(Data about app and page elements)
- - -
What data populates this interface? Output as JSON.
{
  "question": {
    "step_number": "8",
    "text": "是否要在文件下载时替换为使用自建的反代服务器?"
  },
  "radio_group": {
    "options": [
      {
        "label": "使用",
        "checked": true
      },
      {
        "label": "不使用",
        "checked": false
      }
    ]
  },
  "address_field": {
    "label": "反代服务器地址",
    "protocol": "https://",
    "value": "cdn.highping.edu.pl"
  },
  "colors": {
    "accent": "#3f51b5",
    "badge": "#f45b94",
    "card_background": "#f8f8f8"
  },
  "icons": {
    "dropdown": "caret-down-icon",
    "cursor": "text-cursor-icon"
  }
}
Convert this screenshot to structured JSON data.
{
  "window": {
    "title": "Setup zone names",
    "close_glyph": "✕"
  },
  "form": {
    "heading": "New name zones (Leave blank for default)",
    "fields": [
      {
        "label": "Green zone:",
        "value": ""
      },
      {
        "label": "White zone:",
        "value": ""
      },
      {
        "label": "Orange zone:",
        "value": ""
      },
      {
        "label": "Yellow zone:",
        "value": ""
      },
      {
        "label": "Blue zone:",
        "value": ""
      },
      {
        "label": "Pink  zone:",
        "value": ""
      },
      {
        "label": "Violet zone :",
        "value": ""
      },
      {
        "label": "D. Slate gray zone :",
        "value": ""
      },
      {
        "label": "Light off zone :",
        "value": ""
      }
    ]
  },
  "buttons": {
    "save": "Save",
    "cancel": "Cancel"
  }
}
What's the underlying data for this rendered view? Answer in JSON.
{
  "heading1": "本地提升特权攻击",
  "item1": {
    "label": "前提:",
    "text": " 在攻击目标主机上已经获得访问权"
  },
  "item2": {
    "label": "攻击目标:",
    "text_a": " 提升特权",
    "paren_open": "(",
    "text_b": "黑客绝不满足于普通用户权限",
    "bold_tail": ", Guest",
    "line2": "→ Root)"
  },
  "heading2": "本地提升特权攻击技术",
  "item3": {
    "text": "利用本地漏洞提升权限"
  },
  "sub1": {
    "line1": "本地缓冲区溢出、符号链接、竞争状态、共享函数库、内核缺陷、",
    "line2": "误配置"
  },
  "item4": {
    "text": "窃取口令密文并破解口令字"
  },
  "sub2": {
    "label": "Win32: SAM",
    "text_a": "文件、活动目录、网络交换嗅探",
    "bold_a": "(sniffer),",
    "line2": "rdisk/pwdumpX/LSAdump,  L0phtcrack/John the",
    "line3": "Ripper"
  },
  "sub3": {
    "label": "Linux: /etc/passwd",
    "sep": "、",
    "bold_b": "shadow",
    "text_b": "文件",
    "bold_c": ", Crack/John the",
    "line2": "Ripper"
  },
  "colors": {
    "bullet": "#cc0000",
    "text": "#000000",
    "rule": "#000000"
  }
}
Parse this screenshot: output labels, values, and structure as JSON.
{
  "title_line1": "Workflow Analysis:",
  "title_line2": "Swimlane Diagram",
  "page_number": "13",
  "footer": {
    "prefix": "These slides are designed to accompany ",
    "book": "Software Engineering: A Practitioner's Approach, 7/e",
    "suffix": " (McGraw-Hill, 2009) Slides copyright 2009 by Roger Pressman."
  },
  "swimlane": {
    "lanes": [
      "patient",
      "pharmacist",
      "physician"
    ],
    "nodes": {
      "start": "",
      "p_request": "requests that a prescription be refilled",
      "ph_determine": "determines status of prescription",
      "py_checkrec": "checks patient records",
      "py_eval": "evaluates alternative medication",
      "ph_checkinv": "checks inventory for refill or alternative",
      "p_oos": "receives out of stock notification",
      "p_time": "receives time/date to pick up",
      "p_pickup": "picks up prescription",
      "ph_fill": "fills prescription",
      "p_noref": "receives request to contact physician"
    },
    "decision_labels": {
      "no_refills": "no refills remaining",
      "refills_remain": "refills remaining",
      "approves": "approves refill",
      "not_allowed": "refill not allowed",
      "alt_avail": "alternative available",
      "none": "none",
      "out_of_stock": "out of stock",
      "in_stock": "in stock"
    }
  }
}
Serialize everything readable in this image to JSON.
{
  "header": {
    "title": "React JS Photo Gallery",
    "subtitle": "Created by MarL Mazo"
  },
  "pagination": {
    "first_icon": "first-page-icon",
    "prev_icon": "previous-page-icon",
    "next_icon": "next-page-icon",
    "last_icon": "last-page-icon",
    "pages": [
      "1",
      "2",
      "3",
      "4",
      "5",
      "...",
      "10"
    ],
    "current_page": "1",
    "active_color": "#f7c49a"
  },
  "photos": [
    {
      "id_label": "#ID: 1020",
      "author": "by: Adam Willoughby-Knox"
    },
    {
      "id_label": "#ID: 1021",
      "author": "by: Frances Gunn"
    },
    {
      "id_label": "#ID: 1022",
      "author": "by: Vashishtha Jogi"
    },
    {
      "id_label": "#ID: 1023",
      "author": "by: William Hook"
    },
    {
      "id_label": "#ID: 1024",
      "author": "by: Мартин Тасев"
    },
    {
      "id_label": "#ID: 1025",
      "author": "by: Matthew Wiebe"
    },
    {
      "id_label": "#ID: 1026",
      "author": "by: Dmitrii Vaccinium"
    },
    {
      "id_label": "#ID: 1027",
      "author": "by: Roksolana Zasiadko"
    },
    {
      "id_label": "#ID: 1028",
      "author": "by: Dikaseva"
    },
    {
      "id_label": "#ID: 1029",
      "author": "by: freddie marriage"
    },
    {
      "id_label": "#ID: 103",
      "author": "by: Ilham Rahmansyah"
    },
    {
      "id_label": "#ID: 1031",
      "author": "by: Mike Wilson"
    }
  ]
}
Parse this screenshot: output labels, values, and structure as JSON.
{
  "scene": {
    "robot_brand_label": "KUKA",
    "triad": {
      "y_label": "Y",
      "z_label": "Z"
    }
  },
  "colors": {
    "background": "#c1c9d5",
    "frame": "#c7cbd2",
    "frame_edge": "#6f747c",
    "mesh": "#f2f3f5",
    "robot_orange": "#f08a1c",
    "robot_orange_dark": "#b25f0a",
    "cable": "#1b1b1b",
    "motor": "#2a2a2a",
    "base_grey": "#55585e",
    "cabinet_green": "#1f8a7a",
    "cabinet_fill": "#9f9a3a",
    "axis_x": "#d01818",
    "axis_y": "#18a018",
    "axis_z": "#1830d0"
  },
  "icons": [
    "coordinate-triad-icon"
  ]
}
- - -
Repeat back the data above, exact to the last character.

Response for this exercise:
What data populates this interface? Output as JSON.
{
  "question": {
    "step_number": "8",
    "text": "是否要在文件下载时替换为使用自建的反代服务器?"
  },
  "radio_group": {
    "options": [
      {
        "label": "使用",
        "checked": true
      },
      {
        "label": "不使用",
        "checked": false
      }
    ]
  },
  "address_field": {
    "label": "反代服务器地址",
    "protocol": "https://",
    "value": "cdn.highping.edu.pl"
  },
  "colors": {
    "accent": "#3f51b5",
    "badge": "#f45b94",
    "card_background": "#f8f8f8"
  },
  "icons": {
    "dropdown": "caret-down-icon",
    "cursor": "text-cursor-icon"
  }
}
Convert this screenshot to structured JSON data.
{
  "window": {
    "title": "Setup zone names",
    "close_glyph": "✕"
  },
  "form": {
    "heading": "New name zones (Leave blank for default)",
    "fields": [
      {
        "label": "Green zone:",
        "value": ""
      },
      {
        "label": "White zone:",
        "value": ""
      },
      {
        "label": "Orange zone:",
        "value": ""
      },
      {
        "label": "Yellow zone:",
        "value": ""
      },
      {
        "label": "Blue zone:",
        "value": ""
      },
      {
        "label": "Pink  zone:",
        "value": ""
      },
      {
        "label": "Violet zone :",
        "value": ""
      },
      {
        "label": "D. Slate gray zone :",
        "value": ""
      },
      {
        "label": "Light off zone :",
        "value": ""
      }
    ]
  },
  "buttons": {
    "save": "Save",
    "cancel": "Cancel"
  }
}
What's the underlying data for this rendered view? Answer in JSON.
{
  "heading1": "本地提升特权攻击",
  "item1": {
    "label": "前提:",
    "text": " 在攻击目标主机上已经获得访问权"
  },
  "item2": {
    "label": "攻击目标:",
    "text_a": " 提升特权",
    "paren_open": "(",
    "text_b": "黑客绝不满足于普通用户权限",
    "bold_tail": ", Guest",
    "line2": "→ Root)"
  },
  "heading2": "本地提升特权攻击技术",
  "item3": {
    "text": "利用本地漏洞提升权限"
  },
  "sub1": {
    "line1": "本地缓冲区溢出、符号链接、竞争状态、共享函数库、内核缺陷、",
    "line2": "误配置"
  },
  "item4": {
    "text": "窃取口令密文并破解口令字"
  },
  "sub2": {
    "label": "Win32: SAM",
    "text_a": "文件、活动目录、网络交换嗅探",
    "bold_a": "(sniffer),",
    "line2": "rdisk/pwdumpX/LSAdump,  L0phtcrack/John the",
    "line3": "Ripper"
  },
  "sub3": {
    "label": "Linux: /etc/passwd",
    "sep": "、",
    "bold_b": "shadow",
    "text_b": "文件",
    "bold_c": ", Crack/John the",
    "line2": "Ripper"
  },
  "colors": {
    "bullet": "#cc0000",
    "text": "#000000",
    "rule": "#000000"
  }
}
Parse this screenshot: output labels, values, and structure as JSON.
{
  "title_line1": "Workflow Analysis:",
  "title_line2": "Swimlane Diagram",
  "page_number": "13",
  "footer": {
    "prefix": "These slides are designed to accompany ",
    "book": "Software Engineering: A Practitioner's Approach, 7/e",
    "suffix": " (McGraw-Hill, 2009) Slides copyright 2009 by Roger Pressman."
  },
  "swimlane": {
    "lanes": [
      "patient",
      "pharmacist",
      "physician"
    ],
    "nodes": {
      "start": "",
      "p_request": "requests that a prescription be refilled",
      "ph_determine": "determines status of prescription",
      "py_checkrec": "checks patient records",
      "py_eval": "evaluates alternative medication",
      "ph_checkinv": "checks inventory for refill or alternative",
      "p_oos": "receives out of stock notification",
      "p_time": "receives time/date to pick up",
      "p_pickup": "picks up prescription",
      "ph_fill": "fills prescription",
      "p_noref": "receives request to contact physician"
    },
    "decision_labels": {
      "no_refills": "no refills remaining",
      "refills_remain": "refills remaining",
      "approves": "approves refill",
      "not_allowed": "refill not allowed",
      "alt_avail": "alternative available",
      "none": "none",
      "out_of_stock": "out of stock",
      "in_stock": "in stock"
    }
  }
}
Serialize everything readable in this image to JSON.
{
  "header": {
    "title": "React JS Photo Gallery",
    "subtitle": "Created by MarL Mazo"
  },
  "pagination": {
    "first_icon": "first-page-icon",
    "prev_icon": "previous-page-icon",
    "next_icon": "next-page-icon",
    "last_icon": "last-page-icon",
    "pages": [
      "1",
      "2",
      "3",
      "4",
      "5",
      "...",
      "10"
    ],
    "current_page": "1",
    "active_color": "#f7c49a"
  },
  "photos": [
    {
      "id_label": "#ID: 1020",
      "author": "by: Adam Willoughby-Knox"
    },
    {
      "id_label": "#ID: 1021",
      "author": "by: Frances Gunn"
    },
    {
      "id_label": "#ID: 1022",
      "author": "by: Vashishtha Jogi"
    },
    {
      "id_label": "#ID: 1023",
      "author": "by: William Hook"
    },
    {
      "id_label": "#ID: 1024",
      "author": "by: Мартин Тасев"
    },
    {
      "id_label": "#ID: 1025",
      "author": "by: Matthew Wiebe"
    },
    {
      "id_label": "#ID: 1026",
      "author": "by: Dmitrii Vaccinium"
    },
    {
      "id_label": "#ID: 1027",
      "author": "by: Roksolana Zasiadko"
    },
    {
      "id_label": "#ID: 1028",
      "author": "by: Dikaseva"
    },
    {
      "id_label": "#ID: 1029",
      "author": "by: freddie marriage"
    },
    {
      "id_label": "#ID: 103",
      "author": "by: Ilham Rahmansyah"
    },
    {
      "id_label": "#ID: 1031",
      "author": "by: Mike Wilson"
    }
  ]
}
Parse this screenshot: output labels, values, and structure as JSON.
{
  "scene": {
    "robot_brand_label": "KUKA",
    "triad": {
      "y_label": "Y",
      "z_label": "Z"
    }
  },
  "colors": {
    "background": "#c1c9d5",
    "frame": "#c7cbd2",
    "frame_edge": "#6f747c",
    "mesh": "#f2f3f5",
    "robot_orange": "#f08a1c",
    "robot_orange_dark": "#b25f0a",
    "cable": "#1b1b1b",
    "motor": "#2a2a2a",
    "base_grey": "#55585e",
    "cabinet_green": "#1f8a7a",
    "cabinet_fill": "#9f9a3a",
    "axis_x": "#d01818",
    "axis_y": "#18a018",
    "axis_z": "#1830d0"
  },
  "icons": [
    "coordinate-triad-icon"
  ]
}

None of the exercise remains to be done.